Methods: Observational study of infants less than 2 months of age presenting consecutively to a large public hospital in South Delhi who were evaluated by a health worker (nurse), on a standardized list of signs and symptoms, and the ability of these were evaluated against the need for hospital admission which was assessed by an independent pediatrician.

Results: Of the 1624 young infants triaged, 878 were enrolled into the study. Of these 100 (11%) were below 7 days of age, for whom the common reasons for seeking care were jaundice (52%), not feeding well (6%) and fever (5%). The remaining 778 (89%) were 7-59 days of age with respiratory symptoms as the main presenting complaints (29.1%). The primary clinical diagnoses in infants with serious illness needing admission to hospital in the age group <7 days (n = 66) were hyperbilirubinemia (56%) and sepsis (21%). In those between 7-27 days of age (n = 60), primary diagnoses were sepsis (27%), pneumonia (13%), diarrhea, dysentery or dehydration (10%), while in the age group 28-59 days of age (n = 47) pneumonia (40%), sepsis (19%) and diarrhea or dehydration (13%) were the common primary diagnoses. Signs that had at least a prevalence of 5% and were strong predictors for all the age categories studied were history of difficult feeding (OR 6.8 for 0-6 days, 15.1 for 2-27 days and 6.2 for 28-59 days age groups), not feeding well on observation (OR 13.7, 27.6 and 20.9 respectively for the 3 age groups), temperature > 37.5C (OR 21.8, 14.6 and 30.0 respectively for the 3 age groups) and respiratory rate > 60 per minute (OR 6.8, 15.1 and 21.0 respectively for the 3 age groups). Additional strong predictors with > 5% prevalence were history of convulsions (OR 7.9, only in 0-6 day age group), lethargy (OR 26.1, only in 7-27 day age group), and history of diarrhea (OR 3.0 for 2-27 days and 2.2 for 28-59 days age groups).

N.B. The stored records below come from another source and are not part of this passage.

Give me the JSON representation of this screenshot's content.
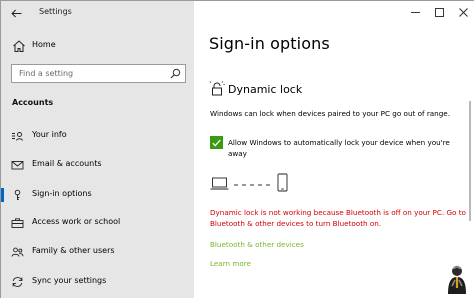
{
  "window": {
    "title": "Settings",
    "controls": [
      "minimize-icon",
      "maximize-icon",
      "close-icon"
    ]
  },
  "sidebar": {
    "home_label": "Home",
    "search_placeholder": "Find a setting",
    "section_label": "Accounts",
    "items": [
      {
        "label": "Your info",
        "icon": "person-info-icon"
      },
      {
        "label": "Email & accounts",
        "icon": "mail-icon"
      },
      {
        "label": "Sign-in options",
        "icon": "key-icon",
        "active": true
      },
      {
        "label": "Access work or school",
        "icon": "briefcase-icon"
      },
      {
        "label": "Family & other users",
        "icon": "people-icon"
      },
      {
        "label": "Sync your settings",
        "icon": "sync-icon"
      }
    ]
  },
  "main": {
    "page_title": "Sign-in options",
    "dynamic_lock": {
      "heading": "Dynamic lock",
      "description": "Windows can lock when devices paired to your PC go out of range.",
      "checkbox_label": "Allow Windows to automatically lock your device when you're away",
      "checkbox_checked": true,
      "error_text": "Dynamic lock is not working because Bluetooth is off on your PC. Go to Bluetooth & other devices to turn Bluetooth on.",
      "bluetooth_link": "Bluetooth & other devices",
      "learn_more_link": "Learn more"
    }
  },
  "colors": {
    "accent": "#0067c0",
    "checkbox": "#3c9a12",
    "error": "#d40000",
    "link": "#78b82a",
    "sidebar_bg": "#e6e6e6"
  }
}
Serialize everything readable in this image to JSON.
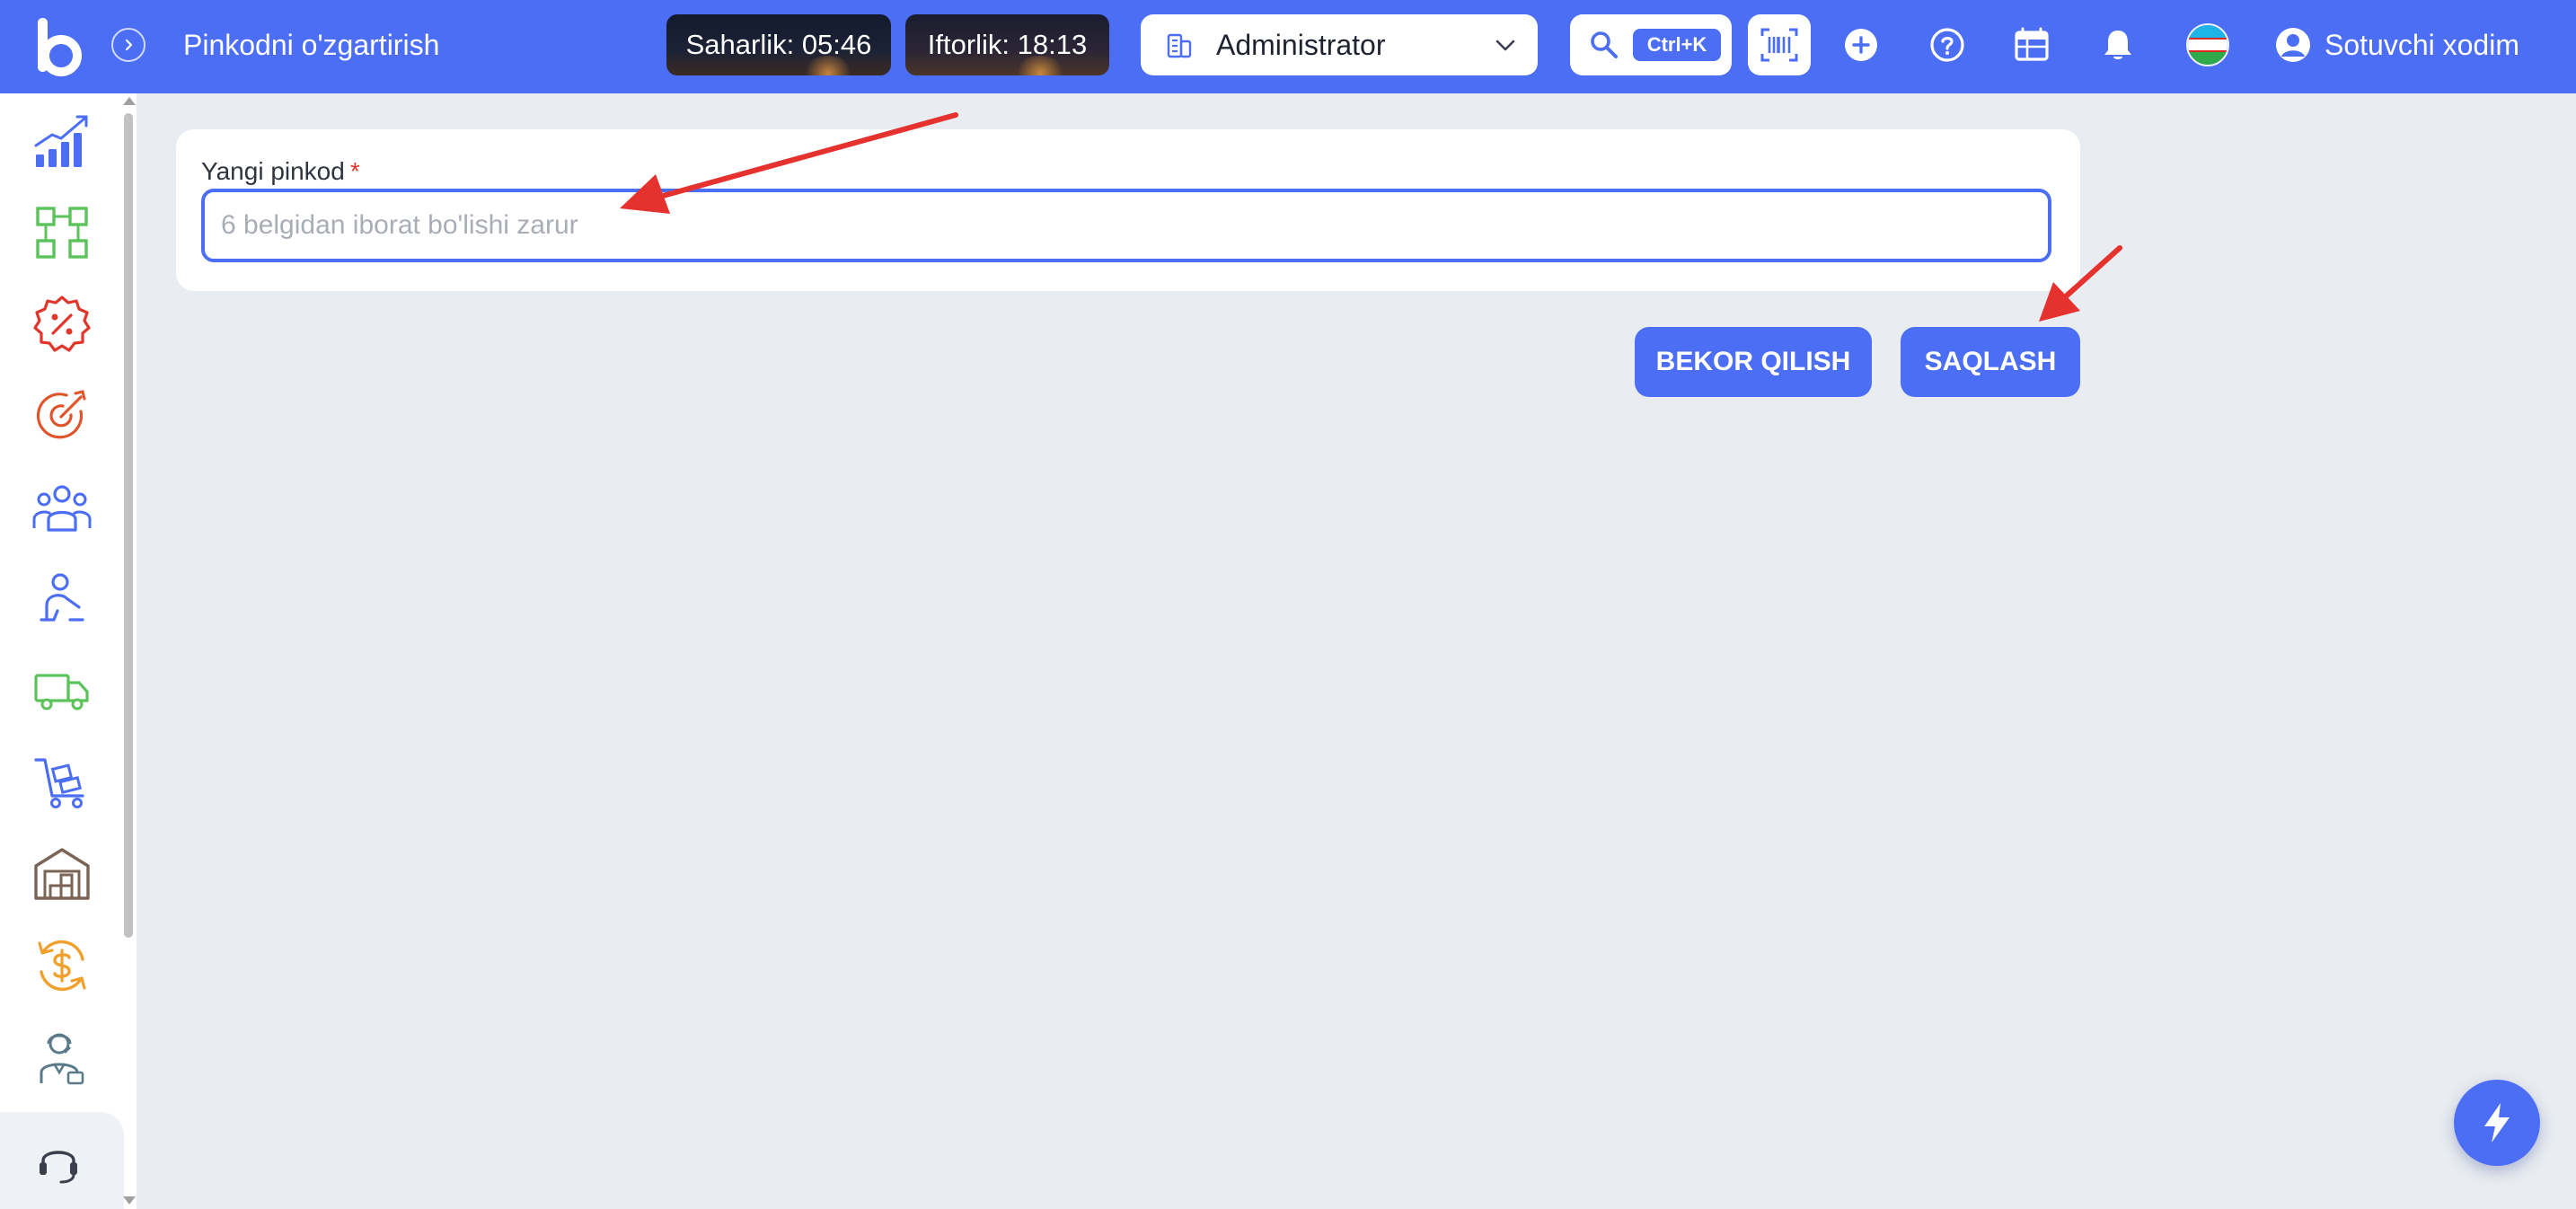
{
  "header": {
    "page_title": "Pinkodni o'zgartirish",
    "suhur": "Saharlik: 05:46",
    "iftar": "Iftorlik: 18:13",
    "role": "Administrator",
    "search_shortcut": "Ctrl+K",
    "user_name": "Sotuvchi xodim",
    "icons": [
      "logo-b",
      "chevron-right-icon",
      "building-icon",
      "chevron-down-icon",
      "search-icon",
      "barcode-icon",
      "plus-circle-icon",
      "help-circle-icon",
      "calendar-table-icon",
      "bell-icon",
      "uzbekistan-flag-icon",
      "user-circle-icon"
    ]
  },
  "sidebar": {
    "items": [
      {
        "name": "analytics-icon",
        "color": "#4c6ef5"
      },
      {
        "name": "dashboard-grid-icon",
        "color": "#5cc35a"
      },
      {
        "name": "discount-badge-icon",
        "color": "#e0362c"
      },
      {
        "name": "target-icon",
        "color": "#e0542c"
      },
      {
        "name": "customers-icon",
        "color": "#4c6ef5"
      },
      {
        "name": "employee-icon",
        "color": "#4c6ef5"
      },
      {
        "name": "delivery-truck-icon",
        "color": "#5cc35a"
      },
      {
        "name": "trolley-icon",
        "color": "#4c6ef5"
      },
      {
        "name": "warehouse-icon",
        "color": "#7a6455"
      },
      {
        "name": "currency-exchange-icon",
        "color": "#f0a02c"
      },
      {
        "name": "operator-icon",
        "color": "#5a7a8a"
      }
    ],
    "support_icon": "headset-icon"
  },
  "form": {
    "label": "Yangi pinkod",
    "required_mark": "*",
    "input_value": "",
    "input_placeholder": "6 belgidan iborat bo'lishi zarur"
  },
  "actions": {
    "cancel_label": "BEKOR QILISH",
    "save_label": "SAQLASH"
  },
  "fab_icon": "lightning-icon",
  "colors": {
    "primary": "#4c6ef5",
    "background": "#e9ecf0",
    "annotation_arrow": "#e5322e",
    "required": "#e5322e"
  }
}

Conclusions: Simple clinical signs are useful in hands of health worker for identifying neonates with serious illness warranting hospital admission. These will be of use in the further development of clinical algorithms for the national integrated management of childhood illnesses.

Publication types

  • Research Support, Non-U.S. Gov't

MeSH terms

  • Health Status Indicators*
  • Hospitalization / statistics & numerical data*
  • Humans
  • India
  • Infant
  • Infant, Newborn
  • Predictive Value of Tests
  • Triage / statistics & numerical data*